**Raw data:**
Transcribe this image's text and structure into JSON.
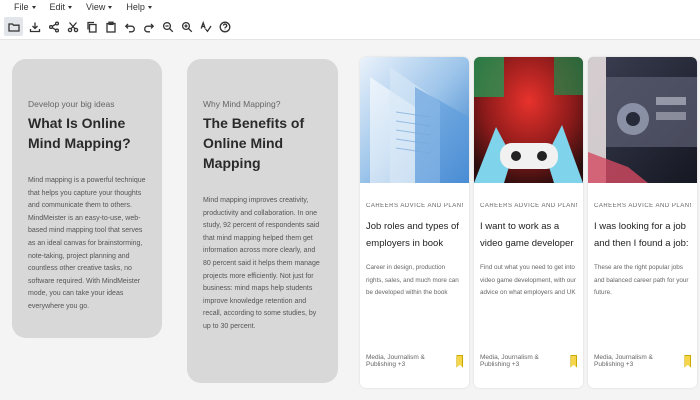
{
  "menu": [
    {
      "label": "File"
    },
    {
      "label": "Edit"
    },
    {
      "label": "View"
    },
    {
      "label": "Help"
    }
  ],
  "toolbar": [
    "folder-icon",
    "download-icon",
    "share-icon",
    "cut-icon",
    "copy-icon",
    "paste-icon",
    "undo-icon",
    "redo-icon",
    "zoom-out-icon",
    "zoom-in-icon",
    "spellcheck-icon",
    "help-icon"
  ],
  "panels": [
    {
      "kicker": "Develop your big ideas",
      "title": "What Is Online Mind Mapping?",
      "body": "Mind mapping is a powerful technique that helps you capture your thoughts and communicate them to others. MindMeister is an easy-to-use, web-based mind mapping tool that serves as an ideal canvas for brainstorming, note-taking, project planning and countless other creative tasks, no software required. With MindMeister mode, you can take your ideas everywhere you go."
    },
    {
      "kicker": "Why Mind Mapping?",
      "title": "The Benefits of Online Mind Mapping",
      "body": "Mind mapping improves creativity, productivity and collaboration. In one study, 92 percent of respondents said that mind mapping helped them get information across more clearly, and 80 percent said it helps them manage projects more efficiently. Not just for business: mind maps help students improve knowledge retention and recall, according to some studies, by up to 30 percent."
    }
  ],
  "articles": [
    {
      "category": "CAREERS ADVICE AND PLANNING",
      "title": "Job roles and types of employers in book publishing",
      "blurb": "Career in design, production rights, sales, and much more can be developed within the book publishing world. We explain what each role involves.",
      "author": "Media, Journalism & Publishing +3"
    },
    {
      "category": "CAREERS ADVICE AND PLANNING",
      "title": "I want to work as a video game developer - but I can't get a job in the industry",
      "blurb": "Find out what you need to get into video game development, with our advice on what employers and UK game development studios expect.",
      "author": "Media, Journalism & Publishing +3"
    },
    {
      "category": "CAREERS ADVICE AND PLANNING",
      "title": "I was looking for a job and then I found a job: make your work on your terms",
      "blurb": "These are the right popular jobs and balanced career path for your future.",
      "author": "Media, Journalism & Publishing +3"
    }
  ],
  "colors": {
    "panel_bg": "#d8d8d8",
    "page_bg": "#f4f4f4",
    "bookmark": "#f5d54a"
  }
}
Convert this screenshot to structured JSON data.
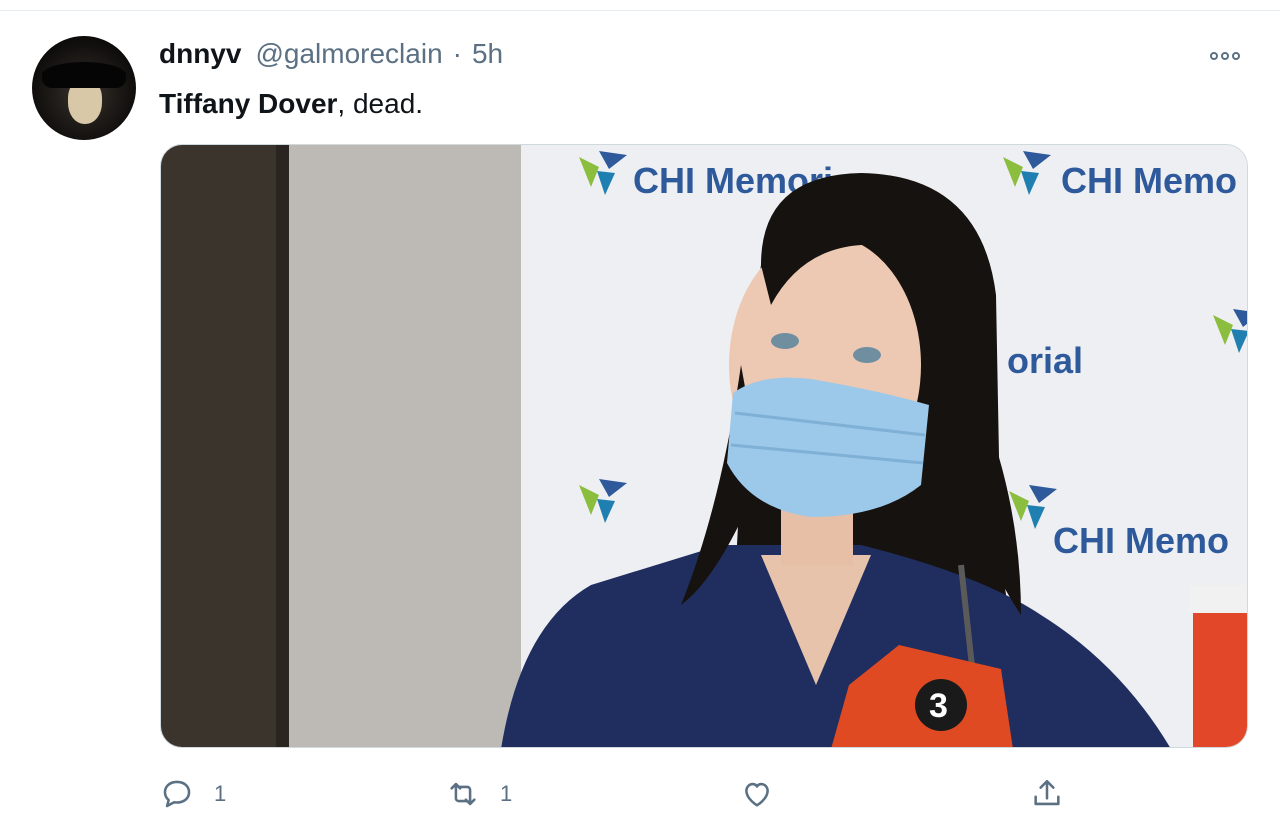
{
  "tweet": {
    "author_name": "dnnyv",
    "handle": "@galmoreclain",
    "separator": "·",
    "time": "5h",
    "text_bold": "Tiffany Dover",
    "text_rest": ", dead."
  },
  "media": {
    "backdrop_text": [
      "CHI Memori",
      "CHI Memo",
      "orial",
      "CHI Memo"
    ],
    "mic_flag_text": "3"
  },
  "actions": {
    "reply_count": "1",
    "retweet_count": "1"
  },
  "icons": {
    "more": "more-horizontal-icon",
    "reply": "reply-icon",
    "retweet": "retweet-icon",
    "like": "heart-icon",
    "share": "share-icon"
  },
  "colors": {
    "secondary_text": "#5b7083",
    "chi_blue": "#2e5a9c",
    "chi_green": "#8bbd3f",
    "scrubs": "#1f2e5e",
    "mask": "#9cc8ea"
  }
}
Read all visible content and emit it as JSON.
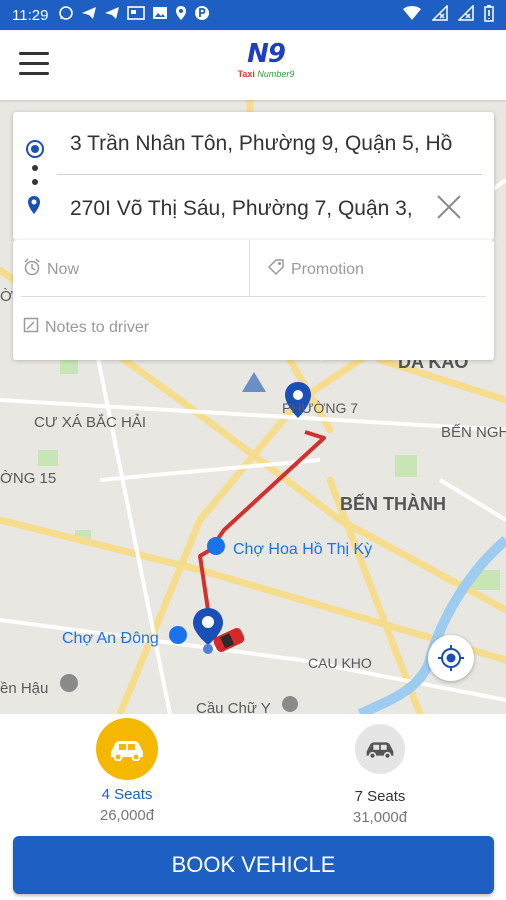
{
  "status_bar": {
    "time": "11:29",
    "icons_left": [
      "whatsapp-icon",
      "send-icon",
      "send-icon",
      "news-icon",
      "image-icon",
      "location-icon",
      "p-icon"
    ],
    "icons_right": [
      "wifi-icon",
      "no-signal-icon",
      "no-signal-icon",
      "battery-icon"
    ],
    "background": "#1d5fc2"
  },
  "app_bar": {
    "logo_main": "N9",
    "logo_sub_prefix": "Taxi",
    "logo_sub_brand": "Number9"
  },
  "route": {
    "pickup": "3 Trần Nhân Tôn, Phường 9, Quận 5, Hồ",
    "destination": "270I Võ Thị Sáu, Phường 7, Quận 3,"
  },
  "options": {
    "time_label": "Now",
    "promotion_label": "Promotion",
    "notes_placeholder": "Notes to driver"
  },
  "map": {
    "labels": {
      "da_kao": "DA KAO",
      "phuong_7": "PHƯỜNG 7",
      "cu_xa": "CƯ XÁ BẮC HẢI",
      "ben_nghe": "BẾN NGHÉ",
      "phuong_15": "ỜNG 15",
      "ben_thanh": "BẾN THÀNH",
      "cho_hoa": "Chợ Hoa Hồ Thị Kỳ",
      "cho_an_dong": "Chợ An Đông",
      "cau_kho": "CAU KHO",
      "hau": "ền Hậu",
      "cau_chu_y": "Cầu Chữ Y",
      "phuong_edge": "ỜI"
    },
    "route_color": "#d32f2f",
    "pin_color": "#1a4fb8"
  },
  "vehicles": [
    {
      "name": "4 Seats",
      "price": "26,000đ",
      "selected": true,
      "icon": "car-icon",
      "accent": "#f5b800"
    },
    {
      "name": "7 Seats",
      "price": "31,000đ",
      "selected": false,
      "icon": "car-icon",
      "accent": "#e5e5e5"
    }
  ],
  "book_button": "BOOK VEHICLE"
}
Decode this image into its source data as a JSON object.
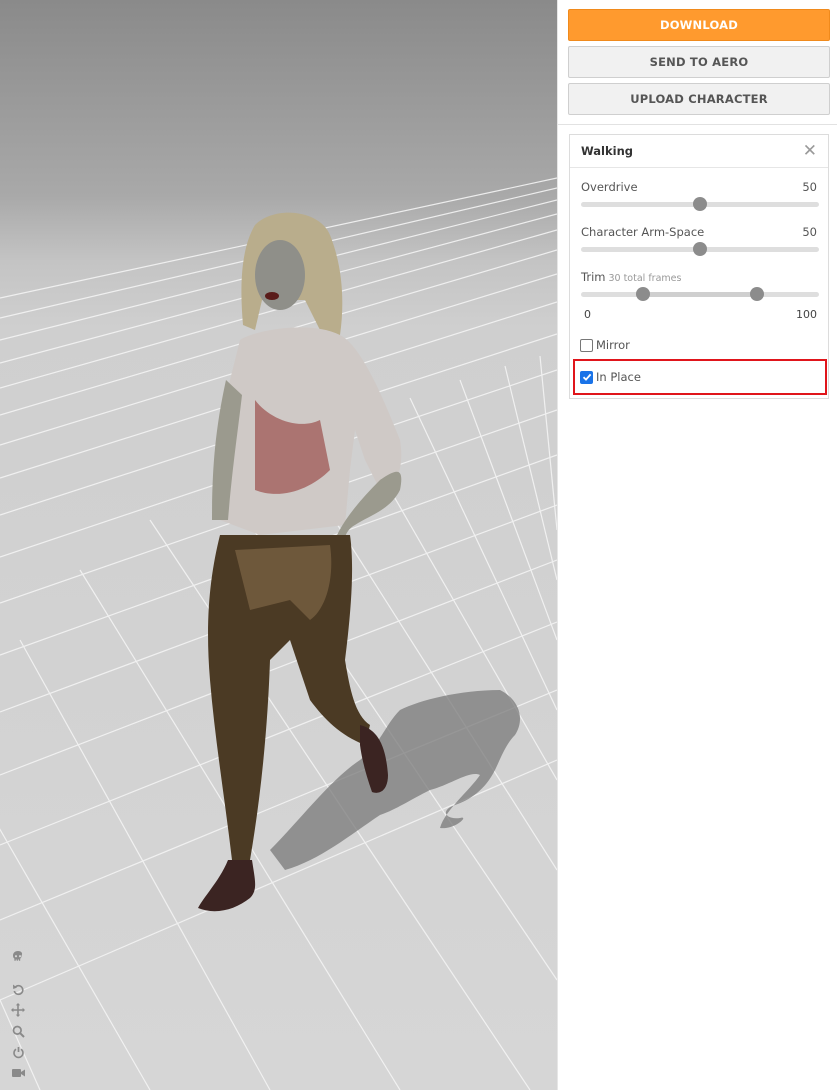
{
  "toolbar": {
    "download_label": "DOWNLOAD",
    "send_label": "SEND TO AERO",
    "upload_label": "UPLOAD CHARACTER"
  },
  "animation_panel": {
    "title": "Walking",
    "close_icon": "close-icon",
    "overdrive": {
      "label": "Overdrive",
      "value": "50",
      "level": 0.5
    },
    "arm_space": {
      "label": "Character Arm-Space",
      "value": "50",
      "level": 0.5
    },
    "trim": {
      "label": "Trim",
      "note": "30 total frames",
      "min_label": "0",
      "max_label": "100",
      "start": 26,
      "end": 74
    },
    "mirror": {
      "label": "Mirror",
      "checked": false
    },
    "in_place": {
      "label": "In Place",
      "checked": true
    }
  },
  "viewport_tools": {
    "icons": [
      "skull-icon",
      "rotate-icon",
      "move-icon",
      "zoom-icon",
      "power-icon",
      "camera-icon"
    ]
  },
  "colors": {
    "primary_button": "#ff9a2e",
    "checkbox_accent": "#1a73e8",
    "highlight_border": "#e0151b"
  }
}
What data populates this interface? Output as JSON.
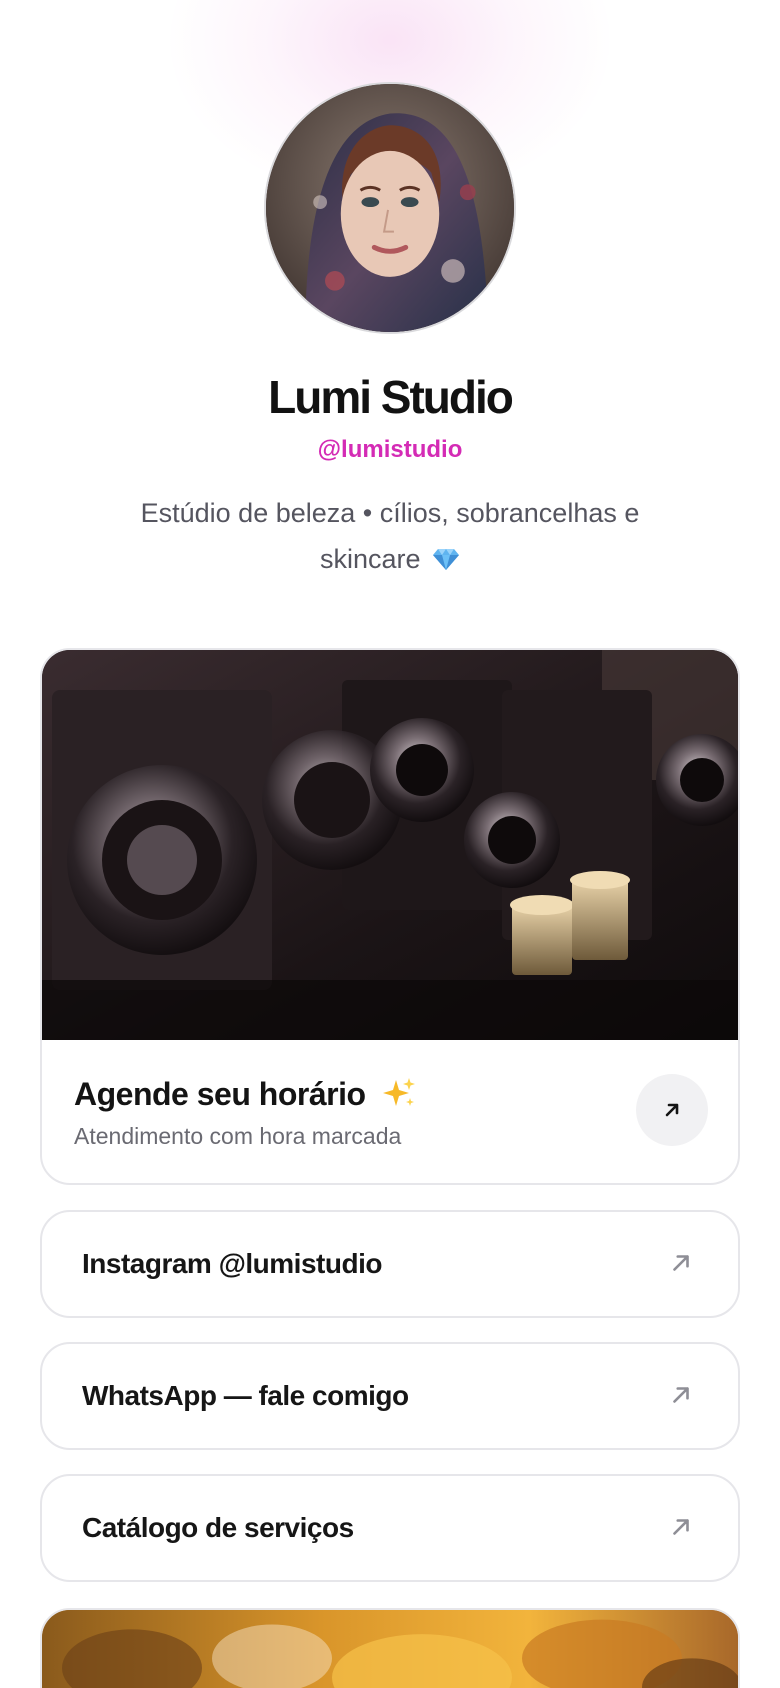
{
  "profile": {
    "name": "Lumi Studio",
    "handle": "@lumistudio",
    "bio": "Estúdio de beleza • cílios, sobrancelhas e skincare",
    "avatar_icon": "profile-photo",
    "bio_icon": "gem-icon"
  },
  "featured": {
    "title": "Agende seu horário",
    "title_icon": "sparkles-icon",
    "subtitle": "Atendimento com hora marcada",
    "image_icon": "vintage-cameras-photo",
    "arrow_icon": "arrow-up-right-icon"
  },
  "links": [
    {
      "label": "Instagram @lumistudio",
      "icon": "arrow-up-right-icon"
    },
    {
      "label": "WhatsApp — fale comigo",
      "icon": "arrow-up-right-icon"
    },
    {
      "label": "Catálogo de serviços",
      "icon": "arrow-up-right-icon"
    }
  ],
  "bottom_card": {
    "image_icon": "autumn-leaves-photo"
  },
  "colors": {
    "accent": "#d42bb5",
    "text": "#121212",
    "muted": "#55555f",
    "border": "#e6e6ea",
    "arrow_bg": "#f1f1f3"
  }
}
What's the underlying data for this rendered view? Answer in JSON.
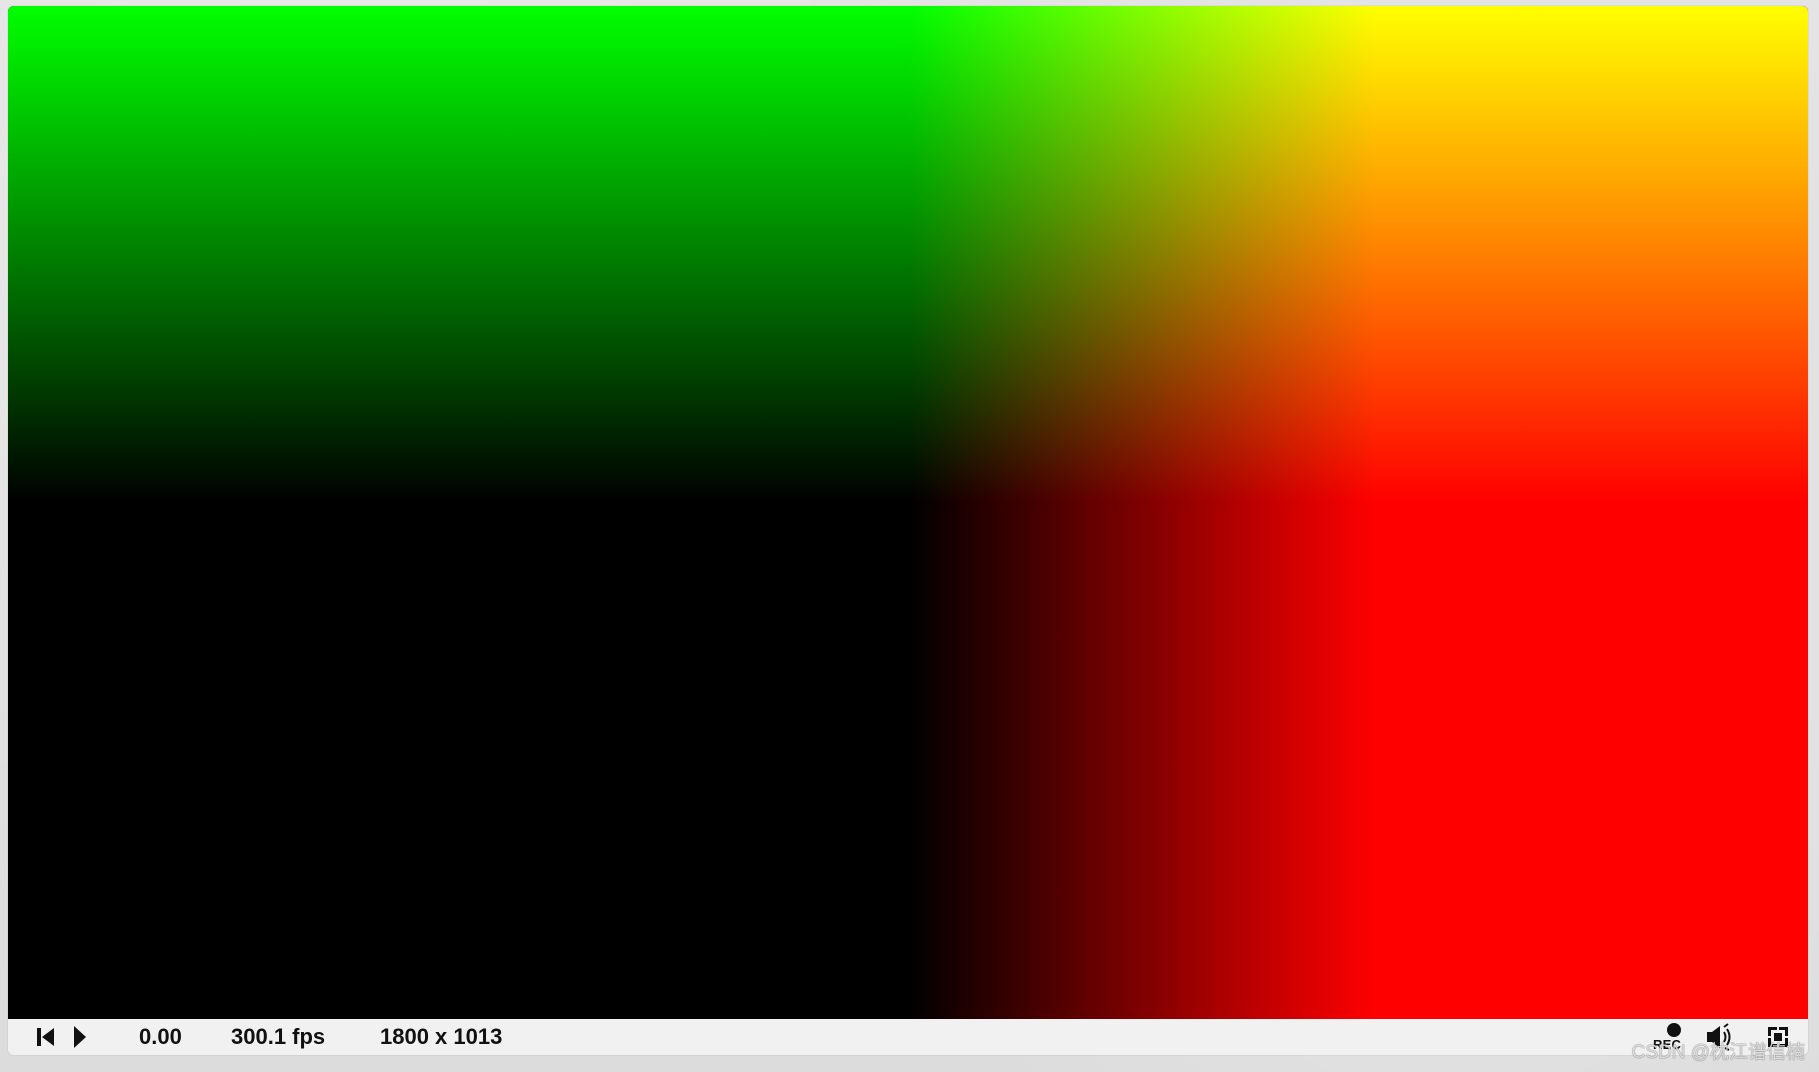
{
  "player": {
    "time": "0.00",
    "fps": "300.1 fps",
    "resolution": "1800 x 1013",
    "rec_label": "REC"
  },
  "icons": {
    "rewind": "skip-back-icon",
    "play": "play-icon",
    "record": "record-icon",
    "volume": "volume-icon",
    "fullscreen": "fullscreen-icon"
  },
  "colors": {
    "page_background": "#e2e2e2",
    "controls_background": "#f1f1f1",
    "control_text": "#111111",
    "gradient_top_left": "#00ff00",
    "gradient_top_right": "#ffff00",
    "gradient_bottom_left": "#000000",
    "gradient_bottom_right": "#ff0000"
  },
  "watermark": "CSDN @枕江谱信楠"
}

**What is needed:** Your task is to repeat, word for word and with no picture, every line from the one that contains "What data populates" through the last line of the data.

**Solution for this task:**
What data populates this interface? Output as JSON.
{
  "profile": {
    "name": "Lumi Studio",
    "handle": "@lumistudio",
    "bio": "Estúdio de beleza • cílios, sobrancelhas e skincare",
    "avatar_icon": "profile-photo",
    "bio_icon": "gem-icon"
  },
  "featured": {
    "title": "Agende seu horário",
    "title_icon": "sparkles-icon",
    "subtitle": "Atendimento com hora marcada",
    "image_icon": "vintage-cameras-photo",
    "arrow_icon": "arrow-up-right-icon"
  },
  "links": [
    {
      "label": "Instagram @lumistudio",
      "icon": "arrow-up-right-icon"
    },
    {
      "label": "WhatsApp — fale comigo",
      "icon": "arrow-up-right-icon"
    },
    {
      "label": "Catálogo de serviços",
      "icon": "arrow-up-right-icon"
    }
  ],
  "bottom_card": {
    "image_icon": "autumn-leaves-photo"
  },
  "colors": {
    "accent": "#d42bb5",
    "text": "#121212",
    "muted": "#55555f",
    "border": "#e6e6ea",
    "arrow_bg": "#f1f1f3"
  }
}
What's the underlying data for this rendered view? Answer in JSON.
{
  "player": {
    "time": "0.00",
    "fps": "300.1 fps",
    "resolution": "1800 x 1013",
    "rec_label": "REC"
  },
  "icons": {
    "rewind": "skip-back-icon",
    "play": "play-icon",
    "record": "record-icon",
    "volume": "volume-icon",
    "fullscreen": "fullscreen-icon"
  },
  "colors": {
    "page_background": "#e2e2e2",
    "controls_background": "#f1f1f1",
    "control_text": "#111111",
    "gradient_top_left": "#00ff00",
    "gradient_top_right": "#ffff00",
    "gradient_bottom_left": "#000000",
    "gradient_bottom_right": "#ff0000"
  },
  "watermark": "CSDN @枕江谱信楠"
}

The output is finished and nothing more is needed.